When you ask adults how they first started looking after their curly hair, the response is often the “Curly Girl Method” (CGM).
The CGM, first advocated by hairstylist Lorraine Massey in her 2001 book, suggests limiting damage to curly hair by eliminating harsh substances and hair equipment, replacing this with certain styling solutions. Many consider CGM to be the gold standard for curl care.
A few years ago, Ms Massey began a campaign to stop unofficial usage of the brand Modified Curly Girl (or Guy) and prevent others from registering similar trade marks. In her view, the phrase should only be used in relation to her own CGM.
Unsurprisingly, given the number of years that had elapsed, this tactic has had limited success. A quick search of Instagram for the hashtag #modifiedcurlygirlmethod returns over 1,000 results, many of which do not seem to be about or even promote the CGM.
Unfortunately, Ms Massey did not register the brand CURLY GIRL or any other variation of it until a decade after the publication of her book.

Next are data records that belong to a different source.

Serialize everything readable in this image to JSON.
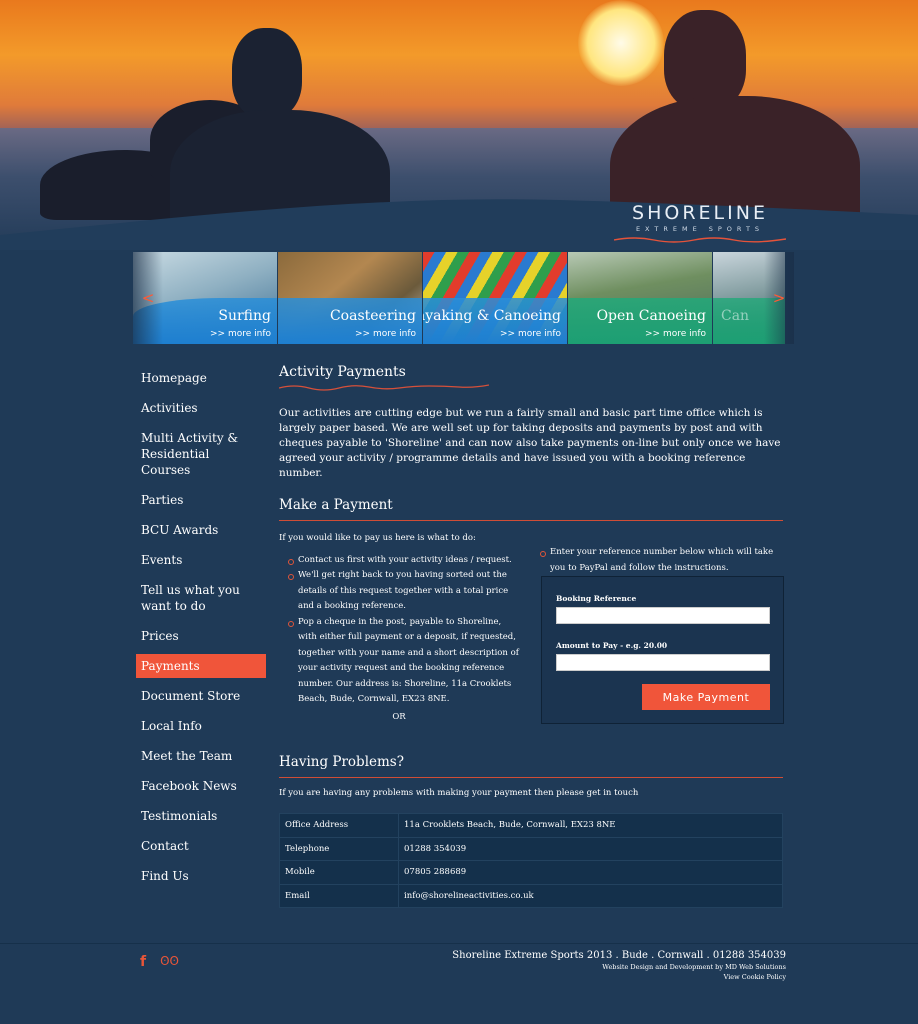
{
  "brand": {
    "name": "SHORELINE",
    "tagline": "EXTREME SPORTS"
  },
  "carousel": {
    "prev_icon": "<",
    "next_icon": ">",
    "slides": [
      {
        "title": "Surfing",
        "more": ">> more info",
        "band_color": "#2a8fd8"
      },
      {
        "title": "Coasteering",
        "more": ">> more info",
        "band_color": "#2a8fd8"
      },
      {
        "title": "Kayaking & Canoeing",
        "more": ">> more info",
        "band_color": "#2a8fd8"
      },
      {
        "title": "Open Canoeing",
        "more": ">> more info",
        "band_color": "#22a97a"
      },
      {
        "title": "Can",
        "more": "",
        "band_color": "#22a97a"
      }
    ]
  },
  "sidebar": {
    "items": [
      {
        "label": "Homepage"
      },
      {
        "label": "Activities"
      },
      {
        "label": "Multi Activity & Residential Courses"
      },
      {
        "label": "Parties"
      },
      {
        "label": "BCU Awards"
      },
      {
        "label": "Events"
      },
      {
        "label": "Tell us what you want to do"
      },
      {
        "label": "Prices"
      },
      {
        "label": "Payments",
        "active": true
      },
      {
        "label": "Document Store"
      },
      {
        "label": "Local Info"
      },
      {
        "label": "Meet the Team"
      },
      {
        "label": "Facebook News"
      },
      {
        "label": "Testimonials"
      },
      {
        "label": "Contact"
      },
      {
        "label": "Find Us"
      }
    ]
  },
  "main": {
    "title": "Activity Payments",
    "intro": "Our activities are cutting edge but we run a fairly small and basic part time office which is largely paper based. We are well set up for taking deposits and payments by post and with cheques payable to 'Shoreline' and can now also take payments on-line but only once we have agreed your activity / programme details and have issued you with a booking reference number.",
    "make_payment_heading": "Make a Payment",
    "left_intro": "If you would like to pay us here is what to do:",
    "steps": [
      "Contact us first with your activity ideas / request.",
      "We'll get right back to you having sorted out the details of this request together with a total price and a booking reference.",
      "Pop a cheque in the post, payable to Shoreline, with either full payment or a deposit, if requested, together with your name and a short description of your activity request and the booking reference number. Our address is: Shoreline, 11a Crooklets Beach, Bude, Cornwall, EX23 8NE."
    ],
    "or": "OR",
    "right_text": "Enter your reference number below which will take you to PayPal and follow the instructions.",
    "form": {
      "ref_label": "Booking Reference",
      "ref_value": "",
      "amount_label": "Amount to Pay - e.g. 20.00",
      "amount_value": "",
      "button": "Make Payment"
    },
    "problems_heading": "Having Problems?",
    "problems_text": "If you are having any problems with making your payment then please get in touch",
    "contact_rows": [
      {
        "key": "Office Address",
        "value": "11a Crooklets Beach, Bude, Cornwall, EX23 8NE"
      },
      {
        "key": "Telephone",
        "value": "01288 354039"
      },
      {
        "key": "Mobile",
        "value": "07805 288689"
      },
      {
        "key": "Email",
        "value": "info@shorelineactivities.co.uk"
      }
    ]
  },
  "footer": {
    "facebook_icon": "f",
    "tripadvisor_icon": "ʘʘ",
    "line1": "Shoreline Extreme Sports 2013 . Bude . Cornwall . 01288 354039",
    "line2": "Website Design and Development by MD Web Solutions",
    "line3": "View Cookie Policy"
  },
  "colors": {
    "accent": "#f0553a",
    "background": "#1f3a57"
  }
}
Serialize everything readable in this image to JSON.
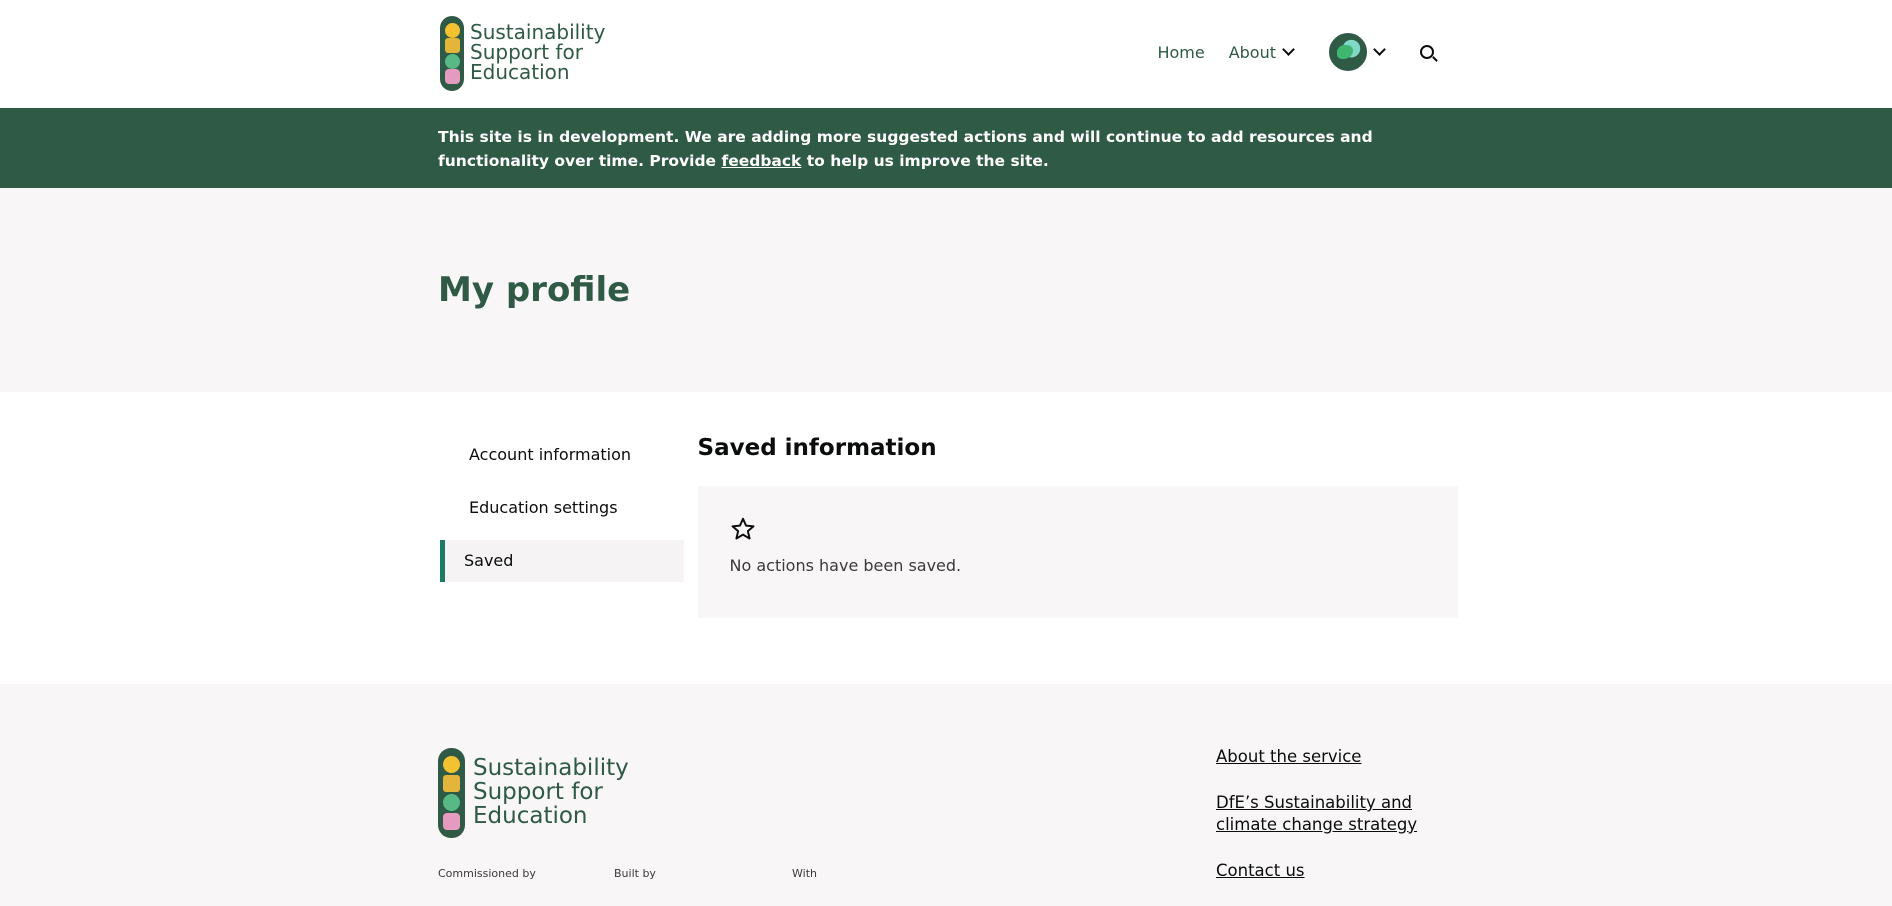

Massey’s inaction has made it possible for a number of additional CURLY GIRL trade marks owned by unrelated third parties to be registered worldwide.
The brand has now arguably lost its ability to act as an indicator of trade source, and any distinctiveness the CGM brand may have had initially has been allowed to deteriorate.
Developing a well-thought-out strategy and protecting her intellectual property would have been the smart thing to do, as it would have preserved the integrity of the CGM brand for Ms Massey’s exclusive benefit.
For expert advice, or assistance with devising a strategy to protect your intellectual property, please contact one of our attorneys.